**Requirement:** Which lines of the data contain the string "that"? Copy every one.

(Beginning of Exercise data)

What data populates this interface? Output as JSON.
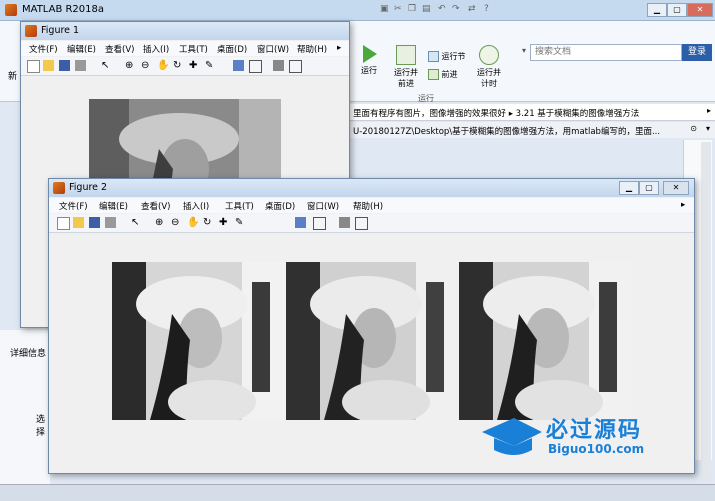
{
  "matlab": {
    "title": "MATLAB R2018a",
    "search_placeholder": "搜索文档",
    "login": "登录",
    "run_section_label": "运行",
    "run_buttons": [
      "运行",
      "运行并\n前进",
      "运行节",
      "前进",
      "运行并\n计时"
    ],
    "path_bar": "里面有程序有图片，图像增强的效果很好  ▸  3.21 基于模糊集的图像增强方法",
    "path_bar2": "U-20180127Z\\Desktop\\基于模糊集的图像增强方法，用matlab编写的，里面...",
    "details_label": "详细信息",
    "select_label": "选择",
    "left_label": "新"
  },
  "figure1": {
    "title": "Figure 1",
    "menus": [
      "文件(F)",
      "编辑(E)",
      "查看(V)",
      "插入(I)",
      "工具(T)",
      "桌面(D)",
      "窗口(W)",
      "帮助(H)"
    ]
  },
  "figure2": {
    "title": "Figure 2",
    "menus": [
      "文件(F)",
      "编辑(E)",
      "查看(V)",
      "插入(I)",
      "工具(T)",
      "桌面(D)",
      "窗口(W)",
      "帮助(H)"
    ]
  },
  "watermark": {
    "logo_text": "必过源码",
    "url": "Biguo100.com"
  },
  "colors": {
    "accent": "#2d5fa8",
    "watermark": "#1a7fd6"
  }
}
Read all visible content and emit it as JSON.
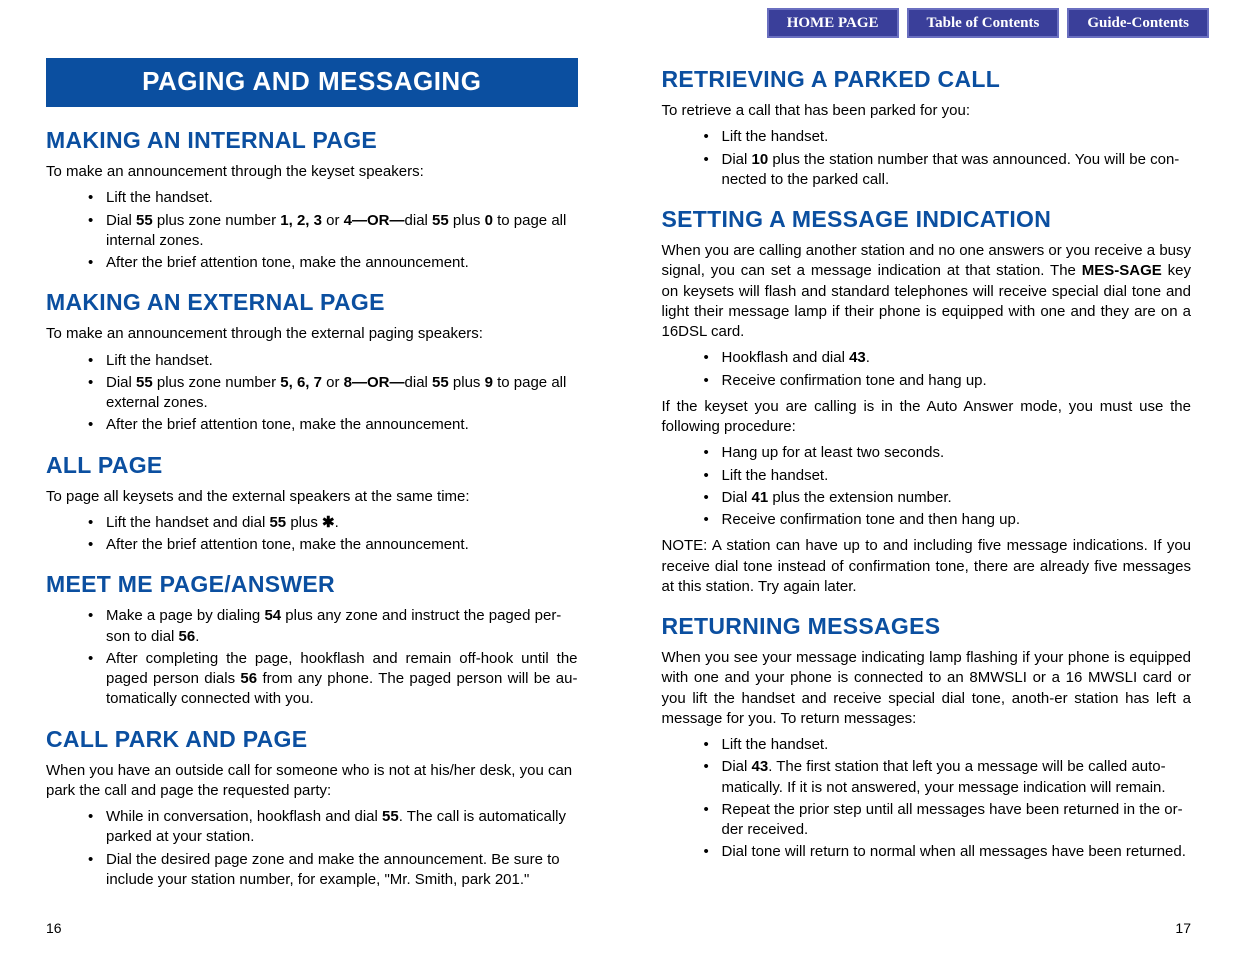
{
  "nav": {
    "home": "HOME PAGE",
    "toc": "Table of Contents",
    "guide": "Guide-Contents"
  },
  "left": {
    "title": "PAGING AND MESSAGING",
    "s1": {
      "h": "MAKING AN INTERNAL PAGE",
      "p": "To make an announcement through the keyset speakers:",
      "li1": "Lift the handset.",
      "li2a": "Dial ",
      "li2b": "55",
      "li2c": " plus zone number ",
      "li2d": "1, 2, 3",
      "li2e": " or ",
      "li2f": "4—OR—",
      "li2g": "dial ",
      "li2h": "55",
      "li2i": " plus ",
      "li2j": "0",
      "li2k": " to page all internal zones.",
      "li3": "After the brief attention tone, make the announcement."
    },
    "s2": {
      "h": "MAKING AN EXTERNAL PAGE",
      "p": "To make an announcement through the external paging speakers:",
      "li1": "Lift the handset.",
      "li2a": "Dial ",
      "li2b": "55",
      "li2c": " plus zone number ",
      "li2d": "5, 6, 7",
      "li2e": " or ",
      "li2f": "8—OR—",
      "li2g": "dial ",
      "li2h": "55",
      "li2i": " plus ",
      "li2j": "9",
      "li2k": " to page all external zones.",
      "li3": "After the brief attention tone, make the announcement."
    },
    "s3": {
      "h": "ALL PAGE",
      "p": "To page all keysets and the external speakers at the same time:",
      "li1a": "Lift the handset and dial ",
      "li1b": "55",
      "li1c": " plus ",
      "li1d": "✱",
      "li1e": ".",
      "li2": "After the brief attention tone, make the announcement."
    },
    "s4": {
      "h": "MEET ME PAGE/ANSWER",
      "li1a": "Make a page by dialing ",
      "li1b": "54",
      "li1c": " plus any zone and instruct the paged per-son to dial ",
      "li1d": "56",
      "li1e": ".",
      "li2a": "After completing the page, hookflash and remain off-hook until the paged person dials ",
      "li2b": "56",
      "li2c": " from any phone. The paged person will be au-tomatically connected with you."
    },
    "s5": {
      "h": "CALL PARK AND PAGE",
      "p": "When you have an outside call for someone who is not at his/her desk, you can park the call and page the requested party:",
      "li1a": "While in conversation, hookflash and dial ",
      "li1b": "55",
      "li1c": ". The call is automatically parked at your station.",
      "li2": "Dial the desired page zone and make the announcement. Be sure to include your station number, for example, \"Mr. Smith, park 201.\""
    },
    "page": "16"
  },
  "right": {
    "s1": {
      "h": "RETRIEVING A PARKED CALL",
      "p": "To retrieve a call that has been parked for you:",
      "li1": "Lift the handset.",
      "li2a": "Dial ",
      "li2b": "10",
      "li2c": " plus the station number that was announced. You will be con-nected to the parked call."
    },
    "s2": {
      "h": "SETTING A MESSAGE INDICATION",
      "p1a": "When you are calling another station and no one answers or you receive a busy signal, you can set a message indication at that station. The ",
      "p1b": "MES-SAGE",
      "p1c": " key on keysets will flash and standard telephones will receive special dial tone and light their message lamp if their phone is equipped with one and they are on a 16DSL card.",
      "li1a": "Hookflash and dial ",
      "li1b": "43",
      "li1c": ".",
      "li2": "Receive confirmation tone and hang up.",
      "p2": "If the keyset you are calling is in the Auto Answer mode, you must use the following procedure:",
      "li3": "Hang up for at least two seconds.",
      "li4": "Lift the handset.",
      "li5a": "Dial ",
      "li5b": "41",
      "li5c": " plus the extension number.",
      "li6": "Receive confirmation tone and then hang up.",
      "p3": "NOTE: A station can have up to and including five message indications. If you receive dial tone instead of confirmation tone, there are already five messages at this station. Try again later."
    },
    "s3": {
      "h": "RETURNING MESSAGES",
      "p": "When you see your message indicating lamp flashing if your phone is equipped with one and your phone is connected to an 8MWSLI or a 16 MWSLI card or you lift the handset and receive special dial tone, anoth-er station has left a message for you. To return messages:",
      "li1": "Lift the handset.",
      "li2a": "Dial ",
      "li2b": "43",
      "li2c": ". The first station that left you a message will be called auto-matically. If it is not answered, your message indication will remain.",
      "li3": "Repeat the prior step until all messages have been returned in the or-der received.",
      "li4": "Dial tone will return to normal when all messages have been returned."
    },
    "page": "17"
  }
}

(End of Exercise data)

**Your response:**
      "p": "To retrieve a call that has been parked for you:",
      "li2c": " plus the station number that was announced. You will be con-nected to the parked call."
      "p1a": "When you are calling another station and no one answers or you receive a busy signal, you can set a message indication at that station. The ",
      "li2c": ". The first station that left you a message will be called auto-matically. If it is not answered, your message indication will remain.",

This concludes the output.